Structure and Properties of the Iron Sulfur Enzyme, the "Hybrid Cluster Protein"
Iron sulfur enzymes perform some of lifes most challenging chemical transformations, but how these enzymes function is largely unknown. I will be researching the structure, reactivity, and reduction/oxidation properties of a particular iron sulfur enzyme, the hybrid cluster protein (HCP), whose physiological function is unknown despite its presence in all domains of life. One goal of my research is to investigate how the structure of HCP dictates its reactivity towards a variety of substrates. A hallmark of HCP is the presence of an atypical iron-sulfur cluster (dubbed the hybrid cluster) whose structure is unique in biology. We hypothesize that this is the site of substrate binding and activation.

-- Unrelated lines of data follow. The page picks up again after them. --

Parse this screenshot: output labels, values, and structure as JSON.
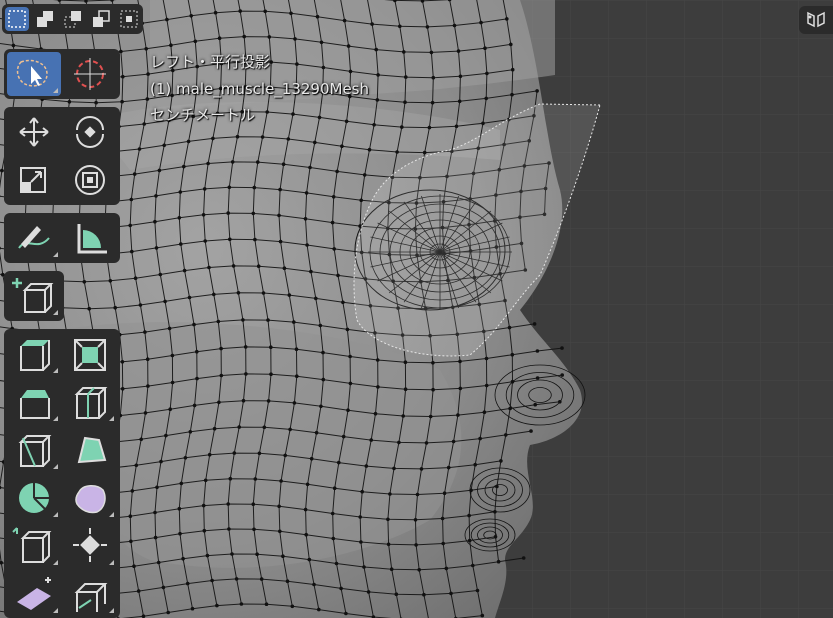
{
  "viewport": {
    "view_name": "レフト・平行投影",
    "object_info": "(1) male_muscle_13290Mesh",
    "units": "センチメートル"
  },
  "colors": {
    "background": "#3d3d3d",
    "grid": "#4a4a4a",
    "mesh_surface": "#8a8a8a",
    "wire": "#111111",
    "toolbar_bg": "#2b2b2b",
    "active_tool": "#4772b3",
    "add_tool_accent": "#7ed3b2",
    "deform_tool_accent": "#c9b4e6"
  },
  "mode_bar": {
    "buttons": [
      "select-new-icon",
      "select-extend-icon",
      "select-subtract-icon",
      "select-invert-icon",
      "select-intersect-icon"
    ],
    "active_index": 0
  },
  "toolbar": {
    "tools": [
      "select-box-tool",
      "cursor-tool",
      "move-tool",
      "rotate-tool",
      "scale-tool",
      "transform-tool",
      "annotate-tool",
      "measure-tool",
      "add-cube-tool",
      "extrude-region-tool",
      "inset-faces-tool",
      "bevel-tool",
      "loop-cut-tool",
      "knife-tool",
      "poly-build-tool",
      "spin-tool",
      "smooth-vertices-tool",
      "edge-slide-tool",
      "shrink-fatten-tool",
      "shear-tool",
      "rip-region-tool"
    ],
    "active_tool": "select-box-tool"
  },
  "navigation_gizmo": {
    "icon": "view-toggle-icon"
  }
}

I will determine the 3D structure of HCP by first crystallizing this protein and then determining precise atomic positions using X-ray Diffraction. I will then repeat this experiment in the presence of substrates (or with a mutated protein) to gain insight into substrate interactions with the hybrid cluster. Alongside complementary spectroscopic and electrochemical data, we aim to provide clarity to the enigmatic role of this ubiquitous enzyme.

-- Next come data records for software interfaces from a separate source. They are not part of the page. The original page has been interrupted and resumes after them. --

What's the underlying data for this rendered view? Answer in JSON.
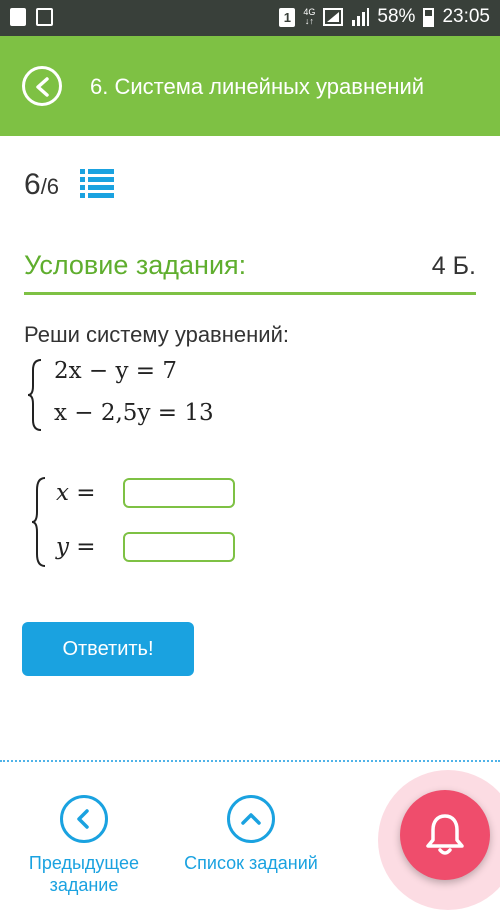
{
  "status_bar": {
    "sim": "1",
    "network": "4G",
    "battery": "58%",
    "time": "23:05"
  },
  "header": {
    "title": "6. Система линейных уравнений"
  },
  "progress": {
    "current": "6",
    "total": "/6"
  },
  "section": {
    "title": "Условие задания:",
    "points": "4 Б."
  },
  "task": {
    "prompt": "Реши систему уравнений:",
    "equation_1": "2x − y = 7",
    "equation_2": "x − 2,5y = 13"
  },
  "answer": {
    "x_label": "x =",
    "y_label": "y =",
    "x_value": "",
    "y_value": ""
  },
  "submit_label": "Ответить!",
  "bottom_nav": {
    "prev_label": "Предыдущее задание",
    "list_label": "Список заданий"
  },
  "colors": {
    "accent_green": "#7ec144",
    "accent_blue": "#1aa2e0",
    "bell_pink": "#ef4d6c"
  }
}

The amount of work I dedicated to my project, knowledge I gained about my field, and personal growth I experienced has made these last few months some of the most valuable I've had. Over the course of the program, I was, for the first time, finally able to experience what it is like to be wholly dedicated to research--that is, to have research exist not only as a worthwhile but otherwise noncompulsory partner to my coursework, but instead as THE reason for my presence in Berkeley. I found that it was easier to get excited about my project when I could devote all my working time to it, and this has convinced me even further that graduate school is a step in the right direction for me. Additionally, the community, diversity in thought, and drive of the SURF cohort was a life-changing thing to experience, and opened my eyes to the simplicity and globality of what research is: a communal human effort to answer questions. There are a myriad of questions I have never thought of and will never think of--but someone on Earth has, and is actively working to provide clarity to that little piece of our world and/or our experience. It was humbling and exciting to see how small a role I play in the global process of research, even through the showcase of only 123 researchers' work. Thank you to the Rose Hills Foundation for giving me the opportunity to be a tiny part of one of humanity's greatest contributions to itself--research.